--- DATA SHOWN ---
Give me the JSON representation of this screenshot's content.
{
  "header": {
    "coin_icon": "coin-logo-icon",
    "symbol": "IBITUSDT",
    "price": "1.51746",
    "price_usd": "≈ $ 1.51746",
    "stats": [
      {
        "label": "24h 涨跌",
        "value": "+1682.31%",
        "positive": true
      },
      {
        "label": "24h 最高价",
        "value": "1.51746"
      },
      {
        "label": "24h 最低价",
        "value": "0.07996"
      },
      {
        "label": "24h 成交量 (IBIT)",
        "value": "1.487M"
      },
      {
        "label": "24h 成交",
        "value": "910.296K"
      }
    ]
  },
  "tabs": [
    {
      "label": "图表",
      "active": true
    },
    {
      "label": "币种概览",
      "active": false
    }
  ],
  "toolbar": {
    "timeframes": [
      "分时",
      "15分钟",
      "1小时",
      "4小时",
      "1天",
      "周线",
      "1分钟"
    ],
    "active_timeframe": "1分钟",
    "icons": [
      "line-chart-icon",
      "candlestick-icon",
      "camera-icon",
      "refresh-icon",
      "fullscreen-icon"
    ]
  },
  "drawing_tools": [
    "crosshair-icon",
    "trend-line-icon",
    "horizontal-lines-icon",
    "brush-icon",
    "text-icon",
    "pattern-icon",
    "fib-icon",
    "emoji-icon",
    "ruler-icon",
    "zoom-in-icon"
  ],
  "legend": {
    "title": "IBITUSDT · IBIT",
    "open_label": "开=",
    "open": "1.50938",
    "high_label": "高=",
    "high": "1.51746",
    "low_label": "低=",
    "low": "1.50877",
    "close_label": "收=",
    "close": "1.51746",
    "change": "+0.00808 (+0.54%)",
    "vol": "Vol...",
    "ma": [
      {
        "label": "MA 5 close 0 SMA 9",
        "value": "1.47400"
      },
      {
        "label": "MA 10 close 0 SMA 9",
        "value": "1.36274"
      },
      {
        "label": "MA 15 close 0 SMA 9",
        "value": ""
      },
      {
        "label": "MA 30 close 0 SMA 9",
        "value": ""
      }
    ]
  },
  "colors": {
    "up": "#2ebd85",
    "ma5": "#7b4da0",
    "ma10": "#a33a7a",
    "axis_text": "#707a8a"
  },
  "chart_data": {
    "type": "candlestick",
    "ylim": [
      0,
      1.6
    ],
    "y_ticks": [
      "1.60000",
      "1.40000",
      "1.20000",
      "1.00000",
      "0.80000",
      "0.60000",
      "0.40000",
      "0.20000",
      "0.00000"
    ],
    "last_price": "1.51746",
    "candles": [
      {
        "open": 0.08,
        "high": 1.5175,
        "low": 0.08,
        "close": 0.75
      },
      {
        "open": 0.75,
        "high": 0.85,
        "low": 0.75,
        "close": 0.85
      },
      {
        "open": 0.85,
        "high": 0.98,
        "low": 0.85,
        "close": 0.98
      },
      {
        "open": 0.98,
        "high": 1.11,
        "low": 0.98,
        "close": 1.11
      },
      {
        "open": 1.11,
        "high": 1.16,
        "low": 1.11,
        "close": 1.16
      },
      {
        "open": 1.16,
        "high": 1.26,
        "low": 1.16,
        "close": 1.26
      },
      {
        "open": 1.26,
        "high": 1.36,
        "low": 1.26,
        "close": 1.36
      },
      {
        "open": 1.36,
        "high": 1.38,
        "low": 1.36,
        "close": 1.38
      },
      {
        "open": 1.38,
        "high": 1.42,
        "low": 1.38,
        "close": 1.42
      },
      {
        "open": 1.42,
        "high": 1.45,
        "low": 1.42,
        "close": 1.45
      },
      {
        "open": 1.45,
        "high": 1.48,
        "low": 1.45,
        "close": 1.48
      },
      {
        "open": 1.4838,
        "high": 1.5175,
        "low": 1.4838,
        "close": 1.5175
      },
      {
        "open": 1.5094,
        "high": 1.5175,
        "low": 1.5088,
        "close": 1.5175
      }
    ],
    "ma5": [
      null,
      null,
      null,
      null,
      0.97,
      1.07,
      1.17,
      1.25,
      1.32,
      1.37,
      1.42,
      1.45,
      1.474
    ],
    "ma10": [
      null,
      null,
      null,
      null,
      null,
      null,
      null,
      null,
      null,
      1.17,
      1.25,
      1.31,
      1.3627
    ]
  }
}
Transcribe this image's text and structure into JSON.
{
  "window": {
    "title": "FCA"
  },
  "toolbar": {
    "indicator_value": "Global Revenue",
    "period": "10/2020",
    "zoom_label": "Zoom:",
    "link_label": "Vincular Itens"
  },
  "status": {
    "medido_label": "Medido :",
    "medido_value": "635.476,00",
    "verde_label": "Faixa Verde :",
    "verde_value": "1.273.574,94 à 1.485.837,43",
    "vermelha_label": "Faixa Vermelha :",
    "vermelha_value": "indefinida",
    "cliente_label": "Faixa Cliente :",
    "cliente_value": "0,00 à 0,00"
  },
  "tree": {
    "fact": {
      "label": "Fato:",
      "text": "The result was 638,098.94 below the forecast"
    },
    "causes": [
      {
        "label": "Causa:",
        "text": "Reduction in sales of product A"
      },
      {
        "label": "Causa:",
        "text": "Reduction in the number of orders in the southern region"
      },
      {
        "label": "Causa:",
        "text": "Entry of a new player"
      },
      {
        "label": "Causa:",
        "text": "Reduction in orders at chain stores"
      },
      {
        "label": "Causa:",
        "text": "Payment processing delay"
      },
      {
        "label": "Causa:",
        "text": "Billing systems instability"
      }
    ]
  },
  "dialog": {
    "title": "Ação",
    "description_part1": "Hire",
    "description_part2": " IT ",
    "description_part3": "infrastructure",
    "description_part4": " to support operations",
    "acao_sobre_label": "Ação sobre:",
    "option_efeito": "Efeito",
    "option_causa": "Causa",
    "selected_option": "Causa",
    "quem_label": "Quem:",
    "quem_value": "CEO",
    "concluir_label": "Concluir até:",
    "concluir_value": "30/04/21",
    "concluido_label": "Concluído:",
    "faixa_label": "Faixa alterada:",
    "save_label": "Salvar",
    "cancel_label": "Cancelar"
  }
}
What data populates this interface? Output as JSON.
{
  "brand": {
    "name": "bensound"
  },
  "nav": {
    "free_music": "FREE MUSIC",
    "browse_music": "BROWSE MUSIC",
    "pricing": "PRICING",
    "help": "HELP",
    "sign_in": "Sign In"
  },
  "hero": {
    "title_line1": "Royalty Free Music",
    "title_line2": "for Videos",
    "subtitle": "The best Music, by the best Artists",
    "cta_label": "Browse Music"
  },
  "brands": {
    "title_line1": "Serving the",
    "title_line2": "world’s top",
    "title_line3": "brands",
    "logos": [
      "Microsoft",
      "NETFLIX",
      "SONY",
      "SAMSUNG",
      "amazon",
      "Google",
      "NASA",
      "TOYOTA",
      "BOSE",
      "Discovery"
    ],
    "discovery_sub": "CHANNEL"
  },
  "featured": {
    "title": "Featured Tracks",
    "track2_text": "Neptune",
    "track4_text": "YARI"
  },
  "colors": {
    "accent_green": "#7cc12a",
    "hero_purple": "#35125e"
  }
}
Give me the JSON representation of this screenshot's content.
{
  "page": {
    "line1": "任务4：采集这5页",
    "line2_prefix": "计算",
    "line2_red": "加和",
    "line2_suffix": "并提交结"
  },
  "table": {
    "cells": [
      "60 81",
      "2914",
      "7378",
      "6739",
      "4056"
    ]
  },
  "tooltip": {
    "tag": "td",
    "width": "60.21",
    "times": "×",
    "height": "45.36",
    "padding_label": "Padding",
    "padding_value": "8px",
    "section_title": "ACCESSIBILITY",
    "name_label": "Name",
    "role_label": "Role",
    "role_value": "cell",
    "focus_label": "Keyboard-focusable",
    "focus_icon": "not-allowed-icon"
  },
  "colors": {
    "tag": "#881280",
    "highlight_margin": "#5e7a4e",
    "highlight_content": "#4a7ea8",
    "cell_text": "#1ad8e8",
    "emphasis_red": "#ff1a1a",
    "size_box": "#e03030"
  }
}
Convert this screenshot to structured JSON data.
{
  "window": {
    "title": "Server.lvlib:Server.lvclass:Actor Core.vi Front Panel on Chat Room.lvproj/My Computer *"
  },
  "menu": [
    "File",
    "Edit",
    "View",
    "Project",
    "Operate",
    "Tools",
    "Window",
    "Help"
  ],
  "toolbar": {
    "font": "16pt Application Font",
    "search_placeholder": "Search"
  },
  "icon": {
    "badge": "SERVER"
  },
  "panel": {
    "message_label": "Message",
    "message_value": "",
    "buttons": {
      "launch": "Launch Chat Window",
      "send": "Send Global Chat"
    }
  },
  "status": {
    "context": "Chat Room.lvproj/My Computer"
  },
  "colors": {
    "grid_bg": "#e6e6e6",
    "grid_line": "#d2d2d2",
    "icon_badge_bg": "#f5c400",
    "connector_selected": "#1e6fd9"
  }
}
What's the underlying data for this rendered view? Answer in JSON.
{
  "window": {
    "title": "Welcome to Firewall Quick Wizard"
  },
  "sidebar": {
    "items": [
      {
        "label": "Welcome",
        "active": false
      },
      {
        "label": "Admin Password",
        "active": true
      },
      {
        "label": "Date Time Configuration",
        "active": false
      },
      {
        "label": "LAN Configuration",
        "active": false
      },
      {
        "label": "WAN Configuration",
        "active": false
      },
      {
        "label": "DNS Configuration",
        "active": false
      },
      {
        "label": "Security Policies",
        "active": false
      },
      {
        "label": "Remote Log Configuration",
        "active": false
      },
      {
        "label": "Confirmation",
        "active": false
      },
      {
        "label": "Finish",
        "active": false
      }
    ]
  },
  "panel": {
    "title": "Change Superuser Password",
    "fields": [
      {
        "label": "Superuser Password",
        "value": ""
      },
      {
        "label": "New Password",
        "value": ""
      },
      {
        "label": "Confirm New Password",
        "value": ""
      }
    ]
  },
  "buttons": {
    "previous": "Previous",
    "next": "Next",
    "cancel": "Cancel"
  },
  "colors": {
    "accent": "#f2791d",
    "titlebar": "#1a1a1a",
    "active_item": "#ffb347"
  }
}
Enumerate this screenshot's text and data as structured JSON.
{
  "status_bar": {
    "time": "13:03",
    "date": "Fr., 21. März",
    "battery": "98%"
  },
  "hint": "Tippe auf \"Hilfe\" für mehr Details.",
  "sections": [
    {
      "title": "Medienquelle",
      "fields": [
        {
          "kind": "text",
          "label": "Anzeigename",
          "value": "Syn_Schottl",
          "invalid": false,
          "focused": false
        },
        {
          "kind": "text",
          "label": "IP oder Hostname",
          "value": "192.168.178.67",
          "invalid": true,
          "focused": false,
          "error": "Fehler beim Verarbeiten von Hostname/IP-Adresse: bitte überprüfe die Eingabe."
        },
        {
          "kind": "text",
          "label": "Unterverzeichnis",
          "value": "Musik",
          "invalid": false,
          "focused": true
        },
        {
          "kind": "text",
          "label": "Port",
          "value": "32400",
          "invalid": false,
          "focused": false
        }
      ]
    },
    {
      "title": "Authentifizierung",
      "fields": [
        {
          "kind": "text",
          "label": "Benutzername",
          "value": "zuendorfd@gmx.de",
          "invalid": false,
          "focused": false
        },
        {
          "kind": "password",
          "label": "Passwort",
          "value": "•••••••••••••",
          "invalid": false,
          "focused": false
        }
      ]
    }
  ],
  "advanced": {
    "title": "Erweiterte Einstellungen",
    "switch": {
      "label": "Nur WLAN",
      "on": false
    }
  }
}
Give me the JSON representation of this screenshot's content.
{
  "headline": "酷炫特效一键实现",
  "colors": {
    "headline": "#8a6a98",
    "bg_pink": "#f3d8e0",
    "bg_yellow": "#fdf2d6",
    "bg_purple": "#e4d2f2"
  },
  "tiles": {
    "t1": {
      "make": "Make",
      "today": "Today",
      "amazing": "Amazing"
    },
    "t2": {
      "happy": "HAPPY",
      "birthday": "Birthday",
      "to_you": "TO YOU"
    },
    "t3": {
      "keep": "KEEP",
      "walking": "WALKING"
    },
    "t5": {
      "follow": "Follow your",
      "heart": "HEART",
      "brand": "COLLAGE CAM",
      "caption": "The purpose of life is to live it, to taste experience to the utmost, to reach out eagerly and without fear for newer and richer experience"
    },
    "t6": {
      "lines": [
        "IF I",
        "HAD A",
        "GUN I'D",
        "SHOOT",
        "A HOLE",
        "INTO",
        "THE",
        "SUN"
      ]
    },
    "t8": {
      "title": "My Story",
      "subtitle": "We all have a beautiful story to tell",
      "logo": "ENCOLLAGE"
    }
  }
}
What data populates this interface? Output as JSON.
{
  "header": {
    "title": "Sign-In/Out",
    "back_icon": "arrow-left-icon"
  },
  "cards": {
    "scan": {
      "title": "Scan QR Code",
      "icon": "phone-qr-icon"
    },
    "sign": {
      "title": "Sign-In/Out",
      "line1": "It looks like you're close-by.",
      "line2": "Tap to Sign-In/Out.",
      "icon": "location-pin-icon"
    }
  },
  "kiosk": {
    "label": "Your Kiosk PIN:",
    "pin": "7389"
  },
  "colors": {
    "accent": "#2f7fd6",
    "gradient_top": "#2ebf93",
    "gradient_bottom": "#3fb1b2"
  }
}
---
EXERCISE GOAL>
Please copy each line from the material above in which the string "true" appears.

SOLUTION FOR THIS PROBLEM>
        "positive": true
      "active": true
        "active": true
          "invalid": true,
          "focused": true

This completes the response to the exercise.